For the lessor about to purchase an engine, its maintenance history and physical status need to be assessed alongside its age and operating history. Thorough visual, borescope and endoscopic checks are needed to ensure there are no defects limiting airworthiness, alongside ‘backto- birth’ checks on all life-limited parts (LLPs).
Just as important is the lease contract once the asset has been purchased. The critical clauses will define the maintenance reserve, which is an amount the lessee — usually an airline — puts aside to cover a performance restoration in the event of default or return of the engine. Usually this reserve will increase with engine usage and
negotiations usually focus on the definition of the minimum maintenance event for which the fund can be used, the maintenance interval and, therefore, the amount to be paid per flight hour.
However, on-wing times for modern engines are steadily rising, and it is difficult to precisely gauge the time between performance restoration shop visits.

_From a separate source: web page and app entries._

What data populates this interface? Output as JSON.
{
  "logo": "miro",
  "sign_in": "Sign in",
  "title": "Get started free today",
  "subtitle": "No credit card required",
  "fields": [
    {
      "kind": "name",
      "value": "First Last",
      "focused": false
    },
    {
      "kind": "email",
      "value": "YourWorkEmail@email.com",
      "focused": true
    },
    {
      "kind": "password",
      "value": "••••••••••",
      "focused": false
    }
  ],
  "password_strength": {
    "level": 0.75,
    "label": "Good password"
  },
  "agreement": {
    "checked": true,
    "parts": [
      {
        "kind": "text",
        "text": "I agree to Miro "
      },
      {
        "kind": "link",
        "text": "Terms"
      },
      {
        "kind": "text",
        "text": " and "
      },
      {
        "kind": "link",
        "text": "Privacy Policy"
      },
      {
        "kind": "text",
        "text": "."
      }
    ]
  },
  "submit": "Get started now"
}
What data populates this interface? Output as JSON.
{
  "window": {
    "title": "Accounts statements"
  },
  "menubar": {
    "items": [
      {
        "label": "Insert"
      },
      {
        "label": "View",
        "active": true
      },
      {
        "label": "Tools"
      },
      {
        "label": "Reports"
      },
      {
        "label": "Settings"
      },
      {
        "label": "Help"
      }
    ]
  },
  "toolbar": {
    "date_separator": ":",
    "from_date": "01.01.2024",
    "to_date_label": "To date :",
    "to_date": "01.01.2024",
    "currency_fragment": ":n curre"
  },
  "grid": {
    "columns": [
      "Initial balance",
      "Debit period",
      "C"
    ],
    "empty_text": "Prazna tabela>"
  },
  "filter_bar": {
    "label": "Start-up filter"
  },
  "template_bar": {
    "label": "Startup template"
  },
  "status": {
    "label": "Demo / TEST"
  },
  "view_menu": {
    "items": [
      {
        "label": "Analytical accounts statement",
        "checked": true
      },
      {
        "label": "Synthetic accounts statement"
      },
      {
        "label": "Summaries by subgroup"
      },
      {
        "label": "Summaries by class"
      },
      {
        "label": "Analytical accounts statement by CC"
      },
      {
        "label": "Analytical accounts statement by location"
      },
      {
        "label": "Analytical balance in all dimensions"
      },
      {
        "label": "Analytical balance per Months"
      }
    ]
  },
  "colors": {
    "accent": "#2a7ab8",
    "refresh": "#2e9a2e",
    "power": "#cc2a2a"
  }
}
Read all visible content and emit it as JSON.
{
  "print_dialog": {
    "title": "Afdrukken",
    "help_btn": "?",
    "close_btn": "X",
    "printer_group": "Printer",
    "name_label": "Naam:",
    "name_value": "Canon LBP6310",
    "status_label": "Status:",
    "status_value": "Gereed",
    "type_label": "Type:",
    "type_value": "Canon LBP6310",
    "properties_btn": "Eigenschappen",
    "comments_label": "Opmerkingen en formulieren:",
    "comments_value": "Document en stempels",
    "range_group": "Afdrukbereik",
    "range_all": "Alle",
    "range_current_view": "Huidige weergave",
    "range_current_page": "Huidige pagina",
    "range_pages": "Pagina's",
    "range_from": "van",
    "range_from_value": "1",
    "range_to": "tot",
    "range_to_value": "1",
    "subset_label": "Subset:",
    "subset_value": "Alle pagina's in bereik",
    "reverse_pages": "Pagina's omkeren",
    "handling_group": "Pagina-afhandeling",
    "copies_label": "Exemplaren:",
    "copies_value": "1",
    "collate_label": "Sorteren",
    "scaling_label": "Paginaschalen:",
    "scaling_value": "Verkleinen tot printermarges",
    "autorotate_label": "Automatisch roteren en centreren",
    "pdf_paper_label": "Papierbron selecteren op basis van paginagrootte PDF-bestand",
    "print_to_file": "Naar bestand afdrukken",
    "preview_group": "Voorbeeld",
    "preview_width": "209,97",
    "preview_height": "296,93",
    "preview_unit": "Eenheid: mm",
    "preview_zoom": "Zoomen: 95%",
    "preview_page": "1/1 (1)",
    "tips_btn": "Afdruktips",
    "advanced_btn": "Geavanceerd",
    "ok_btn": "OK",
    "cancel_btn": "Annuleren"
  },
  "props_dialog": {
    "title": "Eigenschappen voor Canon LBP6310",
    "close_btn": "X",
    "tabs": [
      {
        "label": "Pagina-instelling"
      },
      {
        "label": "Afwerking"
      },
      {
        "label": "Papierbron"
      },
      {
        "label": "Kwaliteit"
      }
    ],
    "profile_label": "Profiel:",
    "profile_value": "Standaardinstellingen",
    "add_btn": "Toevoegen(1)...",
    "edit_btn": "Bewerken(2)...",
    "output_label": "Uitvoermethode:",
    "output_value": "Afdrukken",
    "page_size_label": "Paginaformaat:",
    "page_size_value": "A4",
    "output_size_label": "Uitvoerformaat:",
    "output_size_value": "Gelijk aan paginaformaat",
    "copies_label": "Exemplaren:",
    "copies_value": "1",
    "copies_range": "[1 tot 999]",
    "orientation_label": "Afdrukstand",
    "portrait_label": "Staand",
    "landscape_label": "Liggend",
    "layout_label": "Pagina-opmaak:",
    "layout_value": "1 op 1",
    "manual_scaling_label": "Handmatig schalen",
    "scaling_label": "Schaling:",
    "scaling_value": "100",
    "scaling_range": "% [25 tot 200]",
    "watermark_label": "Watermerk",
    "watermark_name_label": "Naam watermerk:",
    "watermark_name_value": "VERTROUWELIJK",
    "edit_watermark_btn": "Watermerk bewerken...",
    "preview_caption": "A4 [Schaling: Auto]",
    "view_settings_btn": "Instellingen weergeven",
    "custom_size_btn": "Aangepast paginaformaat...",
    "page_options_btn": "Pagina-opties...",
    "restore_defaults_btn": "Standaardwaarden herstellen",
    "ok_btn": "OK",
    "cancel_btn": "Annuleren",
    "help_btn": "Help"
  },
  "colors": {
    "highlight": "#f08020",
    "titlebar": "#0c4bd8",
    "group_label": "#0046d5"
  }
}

One influencing factor is thrust setting, as the higher the setting, the quicker the deterioration. Average sector length is also important as most wear occurs on take-off. Airlines often only use a proportion of maximum thrust on take-off, and this ‘de-rate’ also contributes to an engine’s condition.
Lessor and lessee will also define redelivery status by agreeing on a minimum technical condition of the asset, the idea being to maximise the use of the maintenance reserves and minimise lessee costs.
Once the lease is in place, lessors should keep abreast of the condition of their assets through site visits to their customers to check that engines are being stored and operated in good fashion. These checks might be especially
necessary during shop visits, when the priorities of lessor and lessee diverge most sharply. Engine remarketing can also be affected by technical and regulatory updates from manufacturers and airworthiness authorities, so the diligent lessor should stay apprised of these too.
Growing demand for alternative forms of asset finance has drawn new players to the sector to compete with established independent engine lessors such as Ireland-based Engine Lease Finance Corporation (ELFC) and US-based Willis Lease Finance Corporation and, to a lesser extent, the OEM-affiliated lessors like UK-based Rolls-Royce & Partners Finance and US-based GE Engine Leasing, which dominate the widebody engine rental sector.
And while the most dynamic and competitive segment is undoubtedly in narrowbody engines, there have been some interesting recent developments in large engine leasing, which has long been almost the exclusive preserve of GE and Rolls-Royce.